The United States Supreme Court gave a wake-up call to municipalities today as to how government agencies must inform wireless carriers, tower owners and the siting community at large when they reject a tower construction request.
In its 6-3 ruling the Justices said that local governments like Roswell, Ga., that is at the center of the case must provide a written explanation in a timely manner about why they are denying a wireless structure request. However, that explanation doesn’t need to be included in the initial denial letter.
Justice Ruth Bader Ginsburg joined a dissent by Chief Justice John Roberts that says nowhere in the telecommunications siting statute does it say that a municipality must provide its written record on roughly the same day as the denial.
Justice Clarence Thomas dissented separately and joined as to Part I of the Roberts dissent. His opinion takes to task the court’s apparent “eagerness” to reach beyond the statute.
“We have been unwilling to impose procedural requirements on federal agencies in the absence of statutory command, even while recognizing that an agency’s failure to make its decisions known at the time it acts may burden regulated parties,” the dissent states.
The majority of Justices held that a municipality’s denial of an application to build a cell phone tower “shall be in writing and supported by substantial evidence contained in a written record,” and requires localities to provide the reasons for such denials in writing.
“In this case, the city provided its reasons in writing and did so in the acceptable form of detailed minutes of the City Council meeting,” Justice Sonia Sotomayor wrote for the majority. “The city, however, did not provide its written reasons essentially contemporaneously with its written denial.
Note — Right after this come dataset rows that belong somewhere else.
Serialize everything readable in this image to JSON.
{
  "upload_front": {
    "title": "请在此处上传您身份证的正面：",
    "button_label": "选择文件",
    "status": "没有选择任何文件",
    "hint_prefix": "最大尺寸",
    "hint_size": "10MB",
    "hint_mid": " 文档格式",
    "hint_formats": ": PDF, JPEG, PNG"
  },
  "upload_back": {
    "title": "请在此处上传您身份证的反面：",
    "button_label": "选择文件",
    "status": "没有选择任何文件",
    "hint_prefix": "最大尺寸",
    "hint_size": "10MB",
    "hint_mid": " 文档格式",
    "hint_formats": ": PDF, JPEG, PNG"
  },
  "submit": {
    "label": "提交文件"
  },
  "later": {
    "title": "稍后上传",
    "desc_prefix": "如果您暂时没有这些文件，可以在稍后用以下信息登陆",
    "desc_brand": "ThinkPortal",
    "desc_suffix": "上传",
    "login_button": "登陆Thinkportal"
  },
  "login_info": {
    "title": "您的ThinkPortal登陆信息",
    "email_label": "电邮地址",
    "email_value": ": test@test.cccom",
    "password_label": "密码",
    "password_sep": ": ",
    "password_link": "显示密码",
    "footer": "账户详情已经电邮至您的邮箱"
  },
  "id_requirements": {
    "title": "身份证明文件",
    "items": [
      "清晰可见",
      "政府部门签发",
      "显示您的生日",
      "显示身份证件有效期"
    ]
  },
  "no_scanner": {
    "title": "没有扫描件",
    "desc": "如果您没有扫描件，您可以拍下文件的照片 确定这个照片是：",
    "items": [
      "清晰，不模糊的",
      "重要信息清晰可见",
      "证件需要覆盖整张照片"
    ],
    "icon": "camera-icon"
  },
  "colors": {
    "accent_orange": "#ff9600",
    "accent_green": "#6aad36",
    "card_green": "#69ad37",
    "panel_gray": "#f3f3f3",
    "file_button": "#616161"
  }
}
Instead, the city issued those detailed minutes 26 days after the date of the written denial and just 4 days before petitioner’s time to seek judicial review would have expired. The city therefore did not comply with its statutory obligations. We do not consider questions regarding the applicability of principles of harmless error or questions of remedy, and leave those for the Eleventh Circuit to address on remand.”
The case involved petitioner T-Mobile South’s application to build a 108-foot cell tower on a vacant lot in a residential neighborhood in Roswell. The carrier proposed a “monopine”—a monopole designed to look like a pine tree, which was approximately 20 feet taller than surrounding trees.
Roswell’s zoning department found that the application met the requirements in applicable city ordinances, and recommended approval of the application subject to several conditions. The city then held a public hearing at which a T-Mobile South representative and members of the public spoke.
Five of the six members of the city council then made statements, with four expressing concerns and one of those four formally moving to deny the application.
That motion passed unanimously. Two days later, the city sent T-Mobile South a letter stating that its application had been denied, however the correspondence did not provide reasons for the denial, but did explain how to obtain the minutes from the hearing.
At that time, only “brief minutes” were available; the city council did not approve detailed minutes recounting the council members’ statements until its next meeting, twenty-six days later.
A federal trial judge sided with T-Mobile in its initial lawsuit, arguing the municipality violated federal communications law that says government officials need to provide a denial “in writing and supported by substantial evidence contained in a written record.” But the 11th U.S. Circuit Court of Appeals overruled that and said that the city met the federal requirement by issuing a general denial letter and then, later, a transcript of hearings that led to the denial.
In a statement regarding the decision, Jonathan Adelstein, the President and CEO of PCIA – The Wireless Infrastructure Association said, “PCIA is pleased that the United States Supreme Court agrees with our assessment that the Telecommunications Act of 1996 requires localities to provide clear, written reasons when applications to build wireless facilities are denied. Today’s decision in T-Mobile v. Roswell vindicates PCIA’s conviction that wireless providers must be informed in a clear-cut and timely manner when siting applications are turned down. In reversing and remanding the Eleventh Circuit’s incorrect holding, PCIA applauds the Supreme Court for recognizing that the City of Roswell had not complied with its statutory obligation to inform PCIA member T-Mobile of its rationale for denying a siting application. PCIA is gratified that the Court has once again handed down a decision that will help the industry build out broadband networks across the country. On the heels of today’s decision, PCIA will continue to alleviate burdens on wireless broadband build-out wherever they may be.”
The opinion in T-Mobile South, LLC v. City of Roswell is here.
When Justice Roberts was a judge on the U.S. Court of Appeals for the D.C. Circuit his sole tower siting vote involved a BellSouth 185-foot monopole in Georgetown, SC. The procedural error article is available here.